Lincoln: University of Nebraska Press, 2013. Pp. x, 130.
. Illus., biblio., index. $18.95 paper. ISBN: 0803245408
A Pivotal Event in the Battle of the Atlantic
Carrying some 2,500 souls, mostly Italian prisoners-of-war bound for internment in India, the British liner Laconia was torpedoed in the South Atlantic on September 12, 1942, an incident that marked a significant turning point in the Battle of the Atlantic. Hitherto, U-boats had often tried to make some provision for survivors of ships they had sunk. But when U-156 attempted a rescue of the hundreds of survivors from the Laconia, even radioing U-boats and ships for help, Allied aircraft intervened to attack her. U-156 abandoned the rescue, and although nearby ships came to the rescue, there was great loss of life; perhaps 1,600 people perished, among the highest loss of life of any ship torpedoed in the Atlantic during the Second World War.
The incident prompted the German Navy to issue orders that there were to be no further attempts at rescuing survivors. Duffy, who has written on a variety of subjects, including several works on World War II, such as Hitler’s Secret Pirate Fleet and Target America, examines this incident within the context of the overall Battle of the Atlantic, drawing upon many memoirs, diaries, and interviews, as well as original documents and published works.
In the process of telling the grim story of the Laconia, Duffy also gives us an overview of the 1914-1918 submarine campaign in the Atlantic and of the opening rounds of the 1939-1945 war.

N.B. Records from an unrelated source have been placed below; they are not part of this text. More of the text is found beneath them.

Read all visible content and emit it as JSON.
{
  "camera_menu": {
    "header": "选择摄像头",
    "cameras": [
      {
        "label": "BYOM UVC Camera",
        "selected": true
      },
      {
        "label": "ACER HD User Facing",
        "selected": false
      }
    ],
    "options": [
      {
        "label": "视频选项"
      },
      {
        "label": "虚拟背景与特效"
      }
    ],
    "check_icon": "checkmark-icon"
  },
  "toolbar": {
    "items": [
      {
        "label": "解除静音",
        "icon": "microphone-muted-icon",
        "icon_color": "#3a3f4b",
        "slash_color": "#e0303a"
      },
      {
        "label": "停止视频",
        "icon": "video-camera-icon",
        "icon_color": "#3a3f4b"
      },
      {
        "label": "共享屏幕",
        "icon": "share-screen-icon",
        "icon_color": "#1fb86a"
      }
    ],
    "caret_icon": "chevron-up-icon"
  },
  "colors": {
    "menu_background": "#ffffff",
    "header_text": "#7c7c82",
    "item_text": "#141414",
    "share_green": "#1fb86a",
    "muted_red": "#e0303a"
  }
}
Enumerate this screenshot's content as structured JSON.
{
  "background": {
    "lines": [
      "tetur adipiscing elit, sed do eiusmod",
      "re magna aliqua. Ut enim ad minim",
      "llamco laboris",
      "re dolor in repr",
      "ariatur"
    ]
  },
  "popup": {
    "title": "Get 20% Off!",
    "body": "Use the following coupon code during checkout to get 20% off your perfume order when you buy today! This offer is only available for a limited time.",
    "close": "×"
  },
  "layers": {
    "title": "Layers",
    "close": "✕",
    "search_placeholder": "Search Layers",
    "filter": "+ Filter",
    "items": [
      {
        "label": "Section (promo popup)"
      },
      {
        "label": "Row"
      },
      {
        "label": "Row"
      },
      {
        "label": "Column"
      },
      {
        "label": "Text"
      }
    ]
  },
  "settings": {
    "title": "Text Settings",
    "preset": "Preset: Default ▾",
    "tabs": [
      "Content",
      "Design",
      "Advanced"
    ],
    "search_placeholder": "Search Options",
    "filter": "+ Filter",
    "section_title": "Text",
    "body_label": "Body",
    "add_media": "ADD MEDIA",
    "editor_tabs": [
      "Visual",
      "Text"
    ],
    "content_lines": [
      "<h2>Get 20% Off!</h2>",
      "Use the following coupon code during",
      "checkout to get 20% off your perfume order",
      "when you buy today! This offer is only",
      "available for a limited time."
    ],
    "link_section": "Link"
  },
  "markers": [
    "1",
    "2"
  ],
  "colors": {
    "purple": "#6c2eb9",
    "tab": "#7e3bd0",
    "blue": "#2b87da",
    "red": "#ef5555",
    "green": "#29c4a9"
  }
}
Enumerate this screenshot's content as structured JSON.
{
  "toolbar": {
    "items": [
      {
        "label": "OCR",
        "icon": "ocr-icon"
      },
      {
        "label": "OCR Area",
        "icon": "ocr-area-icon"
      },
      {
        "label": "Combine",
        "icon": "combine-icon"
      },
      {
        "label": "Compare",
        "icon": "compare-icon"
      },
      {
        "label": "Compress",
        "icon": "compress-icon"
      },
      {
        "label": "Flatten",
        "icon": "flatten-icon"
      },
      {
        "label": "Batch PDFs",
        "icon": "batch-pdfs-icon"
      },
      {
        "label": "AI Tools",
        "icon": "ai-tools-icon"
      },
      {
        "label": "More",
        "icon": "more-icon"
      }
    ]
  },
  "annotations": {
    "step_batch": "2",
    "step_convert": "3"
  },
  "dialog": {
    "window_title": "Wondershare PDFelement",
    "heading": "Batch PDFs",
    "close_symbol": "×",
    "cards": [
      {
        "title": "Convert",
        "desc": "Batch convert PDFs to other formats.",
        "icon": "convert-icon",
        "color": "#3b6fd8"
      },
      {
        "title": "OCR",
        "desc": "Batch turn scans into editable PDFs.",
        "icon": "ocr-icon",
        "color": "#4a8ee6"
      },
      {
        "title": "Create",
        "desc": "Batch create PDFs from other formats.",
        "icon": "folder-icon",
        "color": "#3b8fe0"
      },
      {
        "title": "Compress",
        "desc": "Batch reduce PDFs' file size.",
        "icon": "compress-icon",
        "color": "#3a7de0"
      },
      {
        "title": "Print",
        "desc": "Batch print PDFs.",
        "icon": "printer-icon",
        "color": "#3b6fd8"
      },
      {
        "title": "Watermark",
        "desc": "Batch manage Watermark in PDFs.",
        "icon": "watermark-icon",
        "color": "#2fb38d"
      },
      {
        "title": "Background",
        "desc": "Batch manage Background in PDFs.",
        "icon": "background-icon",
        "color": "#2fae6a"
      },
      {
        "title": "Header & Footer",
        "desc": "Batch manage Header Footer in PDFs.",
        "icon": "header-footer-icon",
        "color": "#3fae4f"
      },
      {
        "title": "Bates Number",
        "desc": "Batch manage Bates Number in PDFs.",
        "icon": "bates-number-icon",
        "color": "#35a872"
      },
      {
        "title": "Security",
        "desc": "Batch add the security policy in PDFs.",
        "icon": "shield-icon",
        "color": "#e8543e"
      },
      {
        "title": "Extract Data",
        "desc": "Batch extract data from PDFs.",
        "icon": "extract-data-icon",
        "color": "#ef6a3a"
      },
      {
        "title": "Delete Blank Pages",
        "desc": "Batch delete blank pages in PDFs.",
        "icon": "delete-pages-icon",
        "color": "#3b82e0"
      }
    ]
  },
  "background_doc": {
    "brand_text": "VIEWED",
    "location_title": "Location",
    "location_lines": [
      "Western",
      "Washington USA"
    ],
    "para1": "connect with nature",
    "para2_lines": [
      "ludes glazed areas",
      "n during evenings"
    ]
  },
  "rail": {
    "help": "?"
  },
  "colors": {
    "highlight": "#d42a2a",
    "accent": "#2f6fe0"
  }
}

He notes that that outright atrocities were rare, filmdom notwithstanding, though there was always loss of life.
An excellent look at the history of the U-boat war, The Sinking of the Laconia will prove reward reading for anyone interested in the Second World War or submarine operations.